Lethal

yadmonkey
Nov 7, 2003, 01:32 PM
It does worry me to see Apple losing ground in the few industries that always backed Apple. The three that come to mind:

1) Graphic arts. As we can see, Adobe and others are recommending PC's over Macs. Many graphic artists have indeed switched to cheaper PC hardware. Say what you will about the intelligence of their decision... Apple needs them to stay.

2) Music. Holy cow - Digidesign, makers of Pro Tools (the industry standard for audio recording) now does all of their hardware demos on PC's. Sony stuff, to be specific. A lot of musicians were really pissed at Apple when they said they would stop production of machines that would boot into OS 9, since the software hadn't caught up to OS X.x yet - and still isn't there fully. When they made the announcement, I bought a MDD Powermac, which ended up being the noisiest Mac in history (maybe the noisiest professional home computer in history). Many musicians besides myself found themselves pouring hundreds of extra dollars into trying to silence the beasts, as its just not something you can have in the background of your recordings. I put mine in my closet, yet with the closet door closed, the beast is still too loud by a long shot and picks up significantly by my microphones. Apple eventually released a power supply exchange program, which yielded a machine that was about as noisy as before and still exceeded Apple's own noise-limit standards. This is the one industry I can think of that's never turned their back on Apple, so its pretty unpleasant to see these things.

3) Education. Always has been a big market for Apple, yet is slipping away to Dell and other PC manufacturers, simply because they are cheaper and give steeper discounts to educational institutions.

Let us hope for at least a performance salvation with the next G5's and that Apple finds a way to rekindle their romance with those industries.

mactastic
Nov 7, 2003, 01:39 PM
Originally posted by LethalWolfe
So you think Ted Alspach, who's book was probably written well before the G5's were announced, let alone shipped and benchmarked, should have recommend a then vaper-ware next get PowerMac to his readers based on rumors, speculation, and assumptions? That's not too professional, and it doesn't help his readers one bit. A product that might come out sometime in the possibly not to distant future doesn't help me w/the projects currently sitting on my desk.
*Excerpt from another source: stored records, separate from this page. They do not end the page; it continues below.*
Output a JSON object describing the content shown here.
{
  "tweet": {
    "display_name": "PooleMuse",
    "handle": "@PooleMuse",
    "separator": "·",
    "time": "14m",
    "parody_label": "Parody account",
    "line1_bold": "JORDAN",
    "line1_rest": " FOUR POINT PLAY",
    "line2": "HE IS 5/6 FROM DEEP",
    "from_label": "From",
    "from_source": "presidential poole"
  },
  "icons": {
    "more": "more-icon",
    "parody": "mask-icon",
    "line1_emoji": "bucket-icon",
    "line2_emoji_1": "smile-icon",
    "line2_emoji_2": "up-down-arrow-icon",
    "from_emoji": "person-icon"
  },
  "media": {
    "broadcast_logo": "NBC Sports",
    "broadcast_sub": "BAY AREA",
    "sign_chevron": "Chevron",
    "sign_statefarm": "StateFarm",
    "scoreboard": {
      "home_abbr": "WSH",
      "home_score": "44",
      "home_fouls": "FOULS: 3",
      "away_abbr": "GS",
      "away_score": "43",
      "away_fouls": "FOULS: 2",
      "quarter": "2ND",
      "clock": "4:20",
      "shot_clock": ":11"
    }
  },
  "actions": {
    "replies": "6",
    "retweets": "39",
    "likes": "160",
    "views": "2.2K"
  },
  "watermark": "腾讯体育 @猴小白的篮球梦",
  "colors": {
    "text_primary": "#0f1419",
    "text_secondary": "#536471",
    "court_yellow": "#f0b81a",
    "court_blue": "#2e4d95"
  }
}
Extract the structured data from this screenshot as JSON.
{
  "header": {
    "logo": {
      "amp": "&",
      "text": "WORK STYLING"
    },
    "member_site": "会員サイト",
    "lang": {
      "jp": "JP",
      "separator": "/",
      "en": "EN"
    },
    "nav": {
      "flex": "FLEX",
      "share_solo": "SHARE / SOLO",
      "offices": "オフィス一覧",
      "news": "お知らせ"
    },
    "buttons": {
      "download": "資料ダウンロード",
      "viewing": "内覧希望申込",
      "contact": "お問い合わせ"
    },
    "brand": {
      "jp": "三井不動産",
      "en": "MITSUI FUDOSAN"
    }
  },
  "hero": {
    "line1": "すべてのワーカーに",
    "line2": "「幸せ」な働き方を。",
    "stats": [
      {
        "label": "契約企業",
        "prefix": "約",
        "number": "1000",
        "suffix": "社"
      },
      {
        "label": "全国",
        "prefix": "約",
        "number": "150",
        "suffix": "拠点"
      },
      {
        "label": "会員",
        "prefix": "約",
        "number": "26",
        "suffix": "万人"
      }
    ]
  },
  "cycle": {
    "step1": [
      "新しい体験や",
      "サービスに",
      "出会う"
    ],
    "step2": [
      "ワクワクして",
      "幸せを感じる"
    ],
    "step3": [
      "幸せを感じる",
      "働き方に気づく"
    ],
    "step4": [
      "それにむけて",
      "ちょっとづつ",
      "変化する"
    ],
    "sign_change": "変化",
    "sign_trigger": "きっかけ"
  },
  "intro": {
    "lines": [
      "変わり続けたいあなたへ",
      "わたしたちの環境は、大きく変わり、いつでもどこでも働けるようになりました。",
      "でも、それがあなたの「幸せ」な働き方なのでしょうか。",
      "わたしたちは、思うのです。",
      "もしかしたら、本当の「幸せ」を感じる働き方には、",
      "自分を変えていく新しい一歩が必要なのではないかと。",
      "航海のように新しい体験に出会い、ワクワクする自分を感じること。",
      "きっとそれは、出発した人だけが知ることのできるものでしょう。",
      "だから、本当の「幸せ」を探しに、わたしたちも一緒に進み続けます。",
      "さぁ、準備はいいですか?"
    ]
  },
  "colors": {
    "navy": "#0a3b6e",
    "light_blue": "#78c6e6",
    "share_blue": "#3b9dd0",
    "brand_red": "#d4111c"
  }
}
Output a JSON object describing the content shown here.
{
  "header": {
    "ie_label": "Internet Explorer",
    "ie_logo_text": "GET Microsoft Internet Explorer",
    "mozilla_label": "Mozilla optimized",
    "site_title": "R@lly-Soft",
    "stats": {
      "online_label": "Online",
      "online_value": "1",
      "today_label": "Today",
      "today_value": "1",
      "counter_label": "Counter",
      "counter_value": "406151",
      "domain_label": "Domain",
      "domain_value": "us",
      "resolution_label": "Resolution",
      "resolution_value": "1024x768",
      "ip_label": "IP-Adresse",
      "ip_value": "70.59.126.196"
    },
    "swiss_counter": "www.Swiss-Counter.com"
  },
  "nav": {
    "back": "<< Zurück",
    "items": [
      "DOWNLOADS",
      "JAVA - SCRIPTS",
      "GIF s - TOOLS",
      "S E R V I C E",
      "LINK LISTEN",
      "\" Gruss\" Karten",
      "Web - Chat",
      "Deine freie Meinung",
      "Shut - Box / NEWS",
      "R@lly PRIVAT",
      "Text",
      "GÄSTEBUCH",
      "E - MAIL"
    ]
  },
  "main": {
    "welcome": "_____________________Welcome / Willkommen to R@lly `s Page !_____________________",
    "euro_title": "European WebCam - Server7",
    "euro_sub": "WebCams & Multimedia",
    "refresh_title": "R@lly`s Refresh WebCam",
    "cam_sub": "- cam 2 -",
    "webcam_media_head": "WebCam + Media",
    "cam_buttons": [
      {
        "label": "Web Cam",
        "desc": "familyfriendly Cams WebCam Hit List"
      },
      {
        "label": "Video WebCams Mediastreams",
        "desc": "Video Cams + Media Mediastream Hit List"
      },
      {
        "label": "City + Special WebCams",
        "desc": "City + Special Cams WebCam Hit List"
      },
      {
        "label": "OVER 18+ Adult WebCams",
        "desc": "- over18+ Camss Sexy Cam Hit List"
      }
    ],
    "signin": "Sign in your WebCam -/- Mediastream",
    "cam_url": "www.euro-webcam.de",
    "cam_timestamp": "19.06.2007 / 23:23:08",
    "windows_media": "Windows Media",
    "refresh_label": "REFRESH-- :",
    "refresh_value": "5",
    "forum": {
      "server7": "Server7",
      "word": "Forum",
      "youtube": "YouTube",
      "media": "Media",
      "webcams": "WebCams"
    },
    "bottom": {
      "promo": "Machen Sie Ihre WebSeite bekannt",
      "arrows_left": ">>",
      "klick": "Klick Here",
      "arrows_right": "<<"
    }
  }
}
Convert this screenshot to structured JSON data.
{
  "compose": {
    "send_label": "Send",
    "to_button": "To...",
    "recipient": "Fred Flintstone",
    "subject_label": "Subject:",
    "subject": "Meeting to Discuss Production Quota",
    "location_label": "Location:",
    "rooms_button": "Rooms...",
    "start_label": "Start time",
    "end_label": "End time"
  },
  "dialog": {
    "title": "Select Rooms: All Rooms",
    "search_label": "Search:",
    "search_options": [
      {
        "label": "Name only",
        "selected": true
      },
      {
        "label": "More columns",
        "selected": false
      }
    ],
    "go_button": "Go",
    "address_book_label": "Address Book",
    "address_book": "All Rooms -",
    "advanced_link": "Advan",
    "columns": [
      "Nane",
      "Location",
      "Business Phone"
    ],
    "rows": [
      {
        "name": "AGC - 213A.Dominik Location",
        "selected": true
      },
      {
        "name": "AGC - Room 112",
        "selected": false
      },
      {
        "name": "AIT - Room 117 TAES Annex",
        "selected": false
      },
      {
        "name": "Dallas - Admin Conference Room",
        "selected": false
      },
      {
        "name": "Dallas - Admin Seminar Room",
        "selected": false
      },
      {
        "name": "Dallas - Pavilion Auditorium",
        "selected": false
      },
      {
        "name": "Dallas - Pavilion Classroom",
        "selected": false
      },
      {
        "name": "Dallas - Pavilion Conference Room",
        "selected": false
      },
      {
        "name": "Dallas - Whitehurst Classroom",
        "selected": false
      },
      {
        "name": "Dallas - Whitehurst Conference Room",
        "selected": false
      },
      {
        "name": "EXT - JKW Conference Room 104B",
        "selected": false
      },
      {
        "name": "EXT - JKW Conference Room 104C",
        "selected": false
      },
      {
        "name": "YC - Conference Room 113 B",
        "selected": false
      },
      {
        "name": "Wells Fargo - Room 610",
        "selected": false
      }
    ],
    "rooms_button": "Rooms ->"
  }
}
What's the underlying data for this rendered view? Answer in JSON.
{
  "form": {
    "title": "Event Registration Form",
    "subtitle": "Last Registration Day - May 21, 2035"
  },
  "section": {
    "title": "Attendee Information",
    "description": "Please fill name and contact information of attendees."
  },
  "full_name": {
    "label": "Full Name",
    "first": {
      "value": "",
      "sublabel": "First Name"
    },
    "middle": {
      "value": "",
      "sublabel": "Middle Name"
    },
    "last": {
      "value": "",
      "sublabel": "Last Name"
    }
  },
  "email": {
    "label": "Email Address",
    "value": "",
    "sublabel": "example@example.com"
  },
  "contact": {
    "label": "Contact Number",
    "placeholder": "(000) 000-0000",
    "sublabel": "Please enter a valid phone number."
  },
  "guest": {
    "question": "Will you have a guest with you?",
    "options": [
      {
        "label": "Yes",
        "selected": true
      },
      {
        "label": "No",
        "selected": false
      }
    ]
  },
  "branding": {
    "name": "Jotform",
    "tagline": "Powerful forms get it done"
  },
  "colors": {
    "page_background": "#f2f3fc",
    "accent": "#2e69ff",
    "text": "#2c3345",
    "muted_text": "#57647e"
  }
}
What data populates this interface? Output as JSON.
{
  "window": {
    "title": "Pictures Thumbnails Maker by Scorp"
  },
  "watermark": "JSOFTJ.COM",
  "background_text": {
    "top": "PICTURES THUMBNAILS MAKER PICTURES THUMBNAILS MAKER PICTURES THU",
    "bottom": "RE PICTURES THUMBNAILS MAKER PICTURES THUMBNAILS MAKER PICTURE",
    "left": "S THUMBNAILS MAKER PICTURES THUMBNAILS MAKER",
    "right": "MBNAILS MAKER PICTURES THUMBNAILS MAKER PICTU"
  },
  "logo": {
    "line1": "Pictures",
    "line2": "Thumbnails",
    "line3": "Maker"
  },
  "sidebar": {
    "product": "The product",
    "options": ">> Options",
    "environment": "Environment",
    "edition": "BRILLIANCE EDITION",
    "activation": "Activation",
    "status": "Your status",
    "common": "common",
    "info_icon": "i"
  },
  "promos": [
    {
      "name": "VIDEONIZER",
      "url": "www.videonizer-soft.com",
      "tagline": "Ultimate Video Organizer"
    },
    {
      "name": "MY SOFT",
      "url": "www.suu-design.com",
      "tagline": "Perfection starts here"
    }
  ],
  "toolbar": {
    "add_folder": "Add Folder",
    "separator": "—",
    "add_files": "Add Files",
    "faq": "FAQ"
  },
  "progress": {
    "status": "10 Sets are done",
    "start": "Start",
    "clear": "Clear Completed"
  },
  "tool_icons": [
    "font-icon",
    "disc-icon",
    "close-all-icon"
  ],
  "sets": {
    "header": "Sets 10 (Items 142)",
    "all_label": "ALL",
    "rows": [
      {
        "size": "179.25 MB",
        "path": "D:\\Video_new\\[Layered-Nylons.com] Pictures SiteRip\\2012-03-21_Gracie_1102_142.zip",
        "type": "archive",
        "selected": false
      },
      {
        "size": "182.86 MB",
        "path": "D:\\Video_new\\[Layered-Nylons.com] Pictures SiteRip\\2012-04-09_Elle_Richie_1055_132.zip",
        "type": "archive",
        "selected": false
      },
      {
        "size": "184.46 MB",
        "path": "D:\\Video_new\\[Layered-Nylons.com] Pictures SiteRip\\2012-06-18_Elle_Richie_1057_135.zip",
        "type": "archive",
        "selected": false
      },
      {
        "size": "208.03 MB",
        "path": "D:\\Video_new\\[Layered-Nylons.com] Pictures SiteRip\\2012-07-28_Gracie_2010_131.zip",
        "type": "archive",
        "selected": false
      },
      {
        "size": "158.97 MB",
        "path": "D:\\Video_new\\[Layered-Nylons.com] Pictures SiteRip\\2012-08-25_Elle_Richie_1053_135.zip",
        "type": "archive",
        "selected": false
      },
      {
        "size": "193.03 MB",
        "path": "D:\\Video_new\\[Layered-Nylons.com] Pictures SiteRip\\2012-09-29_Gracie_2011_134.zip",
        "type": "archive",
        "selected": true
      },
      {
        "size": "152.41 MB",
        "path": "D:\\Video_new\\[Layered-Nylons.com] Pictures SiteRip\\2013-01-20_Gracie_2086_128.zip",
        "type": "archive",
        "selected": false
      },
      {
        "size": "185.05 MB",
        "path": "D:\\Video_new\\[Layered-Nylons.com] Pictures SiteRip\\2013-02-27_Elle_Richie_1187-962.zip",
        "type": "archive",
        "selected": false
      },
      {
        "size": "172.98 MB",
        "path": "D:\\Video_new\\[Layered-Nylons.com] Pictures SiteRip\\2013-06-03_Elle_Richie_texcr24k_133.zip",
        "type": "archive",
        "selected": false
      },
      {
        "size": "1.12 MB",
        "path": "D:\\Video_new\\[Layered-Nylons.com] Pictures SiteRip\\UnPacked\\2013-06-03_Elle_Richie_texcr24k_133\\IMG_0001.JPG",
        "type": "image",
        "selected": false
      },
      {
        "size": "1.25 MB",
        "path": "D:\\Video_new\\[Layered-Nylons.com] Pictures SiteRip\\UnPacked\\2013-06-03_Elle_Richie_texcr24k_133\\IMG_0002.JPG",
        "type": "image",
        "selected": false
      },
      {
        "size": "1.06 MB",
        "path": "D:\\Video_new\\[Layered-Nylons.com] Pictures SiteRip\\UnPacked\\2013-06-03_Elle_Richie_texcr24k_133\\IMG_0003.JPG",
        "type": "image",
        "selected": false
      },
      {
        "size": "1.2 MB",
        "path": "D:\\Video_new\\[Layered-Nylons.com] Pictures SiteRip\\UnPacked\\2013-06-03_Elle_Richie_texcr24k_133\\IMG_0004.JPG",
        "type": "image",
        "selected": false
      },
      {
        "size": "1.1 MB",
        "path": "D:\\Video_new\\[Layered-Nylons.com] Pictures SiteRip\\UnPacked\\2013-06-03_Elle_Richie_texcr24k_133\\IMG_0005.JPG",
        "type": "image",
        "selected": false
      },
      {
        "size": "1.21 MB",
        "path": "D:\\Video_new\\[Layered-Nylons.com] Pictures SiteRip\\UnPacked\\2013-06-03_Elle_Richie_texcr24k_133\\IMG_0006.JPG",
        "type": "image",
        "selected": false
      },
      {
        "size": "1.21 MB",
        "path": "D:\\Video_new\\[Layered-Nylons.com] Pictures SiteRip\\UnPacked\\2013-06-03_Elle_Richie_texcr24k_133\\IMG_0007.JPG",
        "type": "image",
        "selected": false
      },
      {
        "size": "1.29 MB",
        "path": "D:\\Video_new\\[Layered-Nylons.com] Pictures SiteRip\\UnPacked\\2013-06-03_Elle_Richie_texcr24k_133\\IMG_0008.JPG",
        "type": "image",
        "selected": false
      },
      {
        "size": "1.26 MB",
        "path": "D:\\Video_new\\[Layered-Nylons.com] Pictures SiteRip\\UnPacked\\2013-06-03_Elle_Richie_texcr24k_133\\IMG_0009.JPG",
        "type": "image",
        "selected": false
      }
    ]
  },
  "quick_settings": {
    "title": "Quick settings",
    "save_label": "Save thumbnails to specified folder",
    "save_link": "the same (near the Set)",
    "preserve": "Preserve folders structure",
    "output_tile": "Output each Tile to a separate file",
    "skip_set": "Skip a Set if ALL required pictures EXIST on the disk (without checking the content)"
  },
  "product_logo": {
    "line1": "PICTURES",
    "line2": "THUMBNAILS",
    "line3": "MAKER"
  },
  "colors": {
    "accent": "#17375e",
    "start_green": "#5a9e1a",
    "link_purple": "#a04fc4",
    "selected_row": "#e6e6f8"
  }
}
Lethal

Nah he don't have to recommend a "vaporware" mac, and maybe he just was clueless about apples's future, but lots of other people were taking a wait-and-see attitude about the future of apples processors. It's not like this was a total secret. I suppose if the book was written in late 2002 and intended to be out early 2003 then I am wrong in my assumptions. It just seems to me that someone like adobe (who had a G5 patch for PShop out pretty darn quick after the G5's were out) would have had some inkling that apple was up to something.

As to the projects sitting on your desk, yeah that's one area where SJ's obsession with secrecy causes problems. The road map for apple is much murkier than for the Wintel world. I was frankly shocked that Jobs promised 3Ghz G5's by next fall. Not because I don't think it will happen, but because that's just so out of character for him. Apple likes to surprise us. Or try to anyway, MR makes it kind of difficult.;)